That’s the only reason Mitt Romney received a standing ovation at the end of his speech to the NAACP convention in Houston this morning. African Americans are so used to being talked down to or scapegoated by members of the Grand Old Party that when the Republican candidate for president goes to the sitting president’s most loyal constituents and asks for their vote, he is worthy of such graciousness. Still, Romney had to withstand some boos to get there.
Take it from me, you risk your personal dignity when you criticize the nation’s first African American president before an audience of African Americans.

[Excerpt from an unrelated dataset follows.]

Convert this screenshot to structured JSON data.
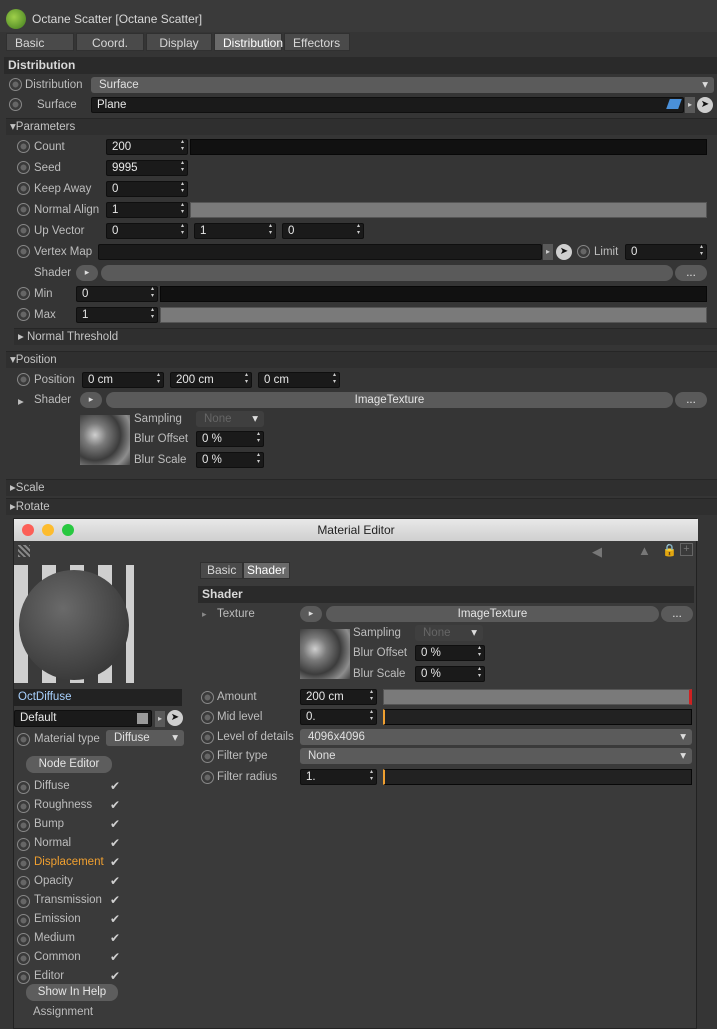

So much so that even Rep. Maxine Waters (D-Calif.) pleaded with a black audience at a town hall forum on jobs last summer to “unleash us” to criticize President Obama’s economic policies. But that didn’t stop Romney.
There were two instances where Romney was booed. And he deserved it.
Romney vowed to repeal the president’s signature legislative accomplishment, Obamacare. “I will eliminate expensive non-essential programs like Obamacare,” Romney said without bothering to elaborate what he would replace it with. This is nothing new. The former Massachusetts governor, whose health-care plan is the template for Obamacare, has been saying that on the campaign trail for a long time now. But the NAACP audience was audibly against repeal.
Next, Romney was rightly booed for this bit of condescension. “If you want a president who will make things better in the African American community, you are looking at him,” he said. And when he was booed, he ad libbed, “Take a look.” Seriously?! C’mon, man.
The political implications of the Bronx cheers for Romney are mixed. Getting booed is never good. But when you’re booed by a group that everyone knows is not in your corner and you push back, as Romney did, the home crowd (read the Republican base) will rally around and cheer. If that was Romney’s ultimate goal, he might have succeeded. And as a tactical matter for a man still trying to convince his party faithful that he is indeed one of them, I can’t help but respect that.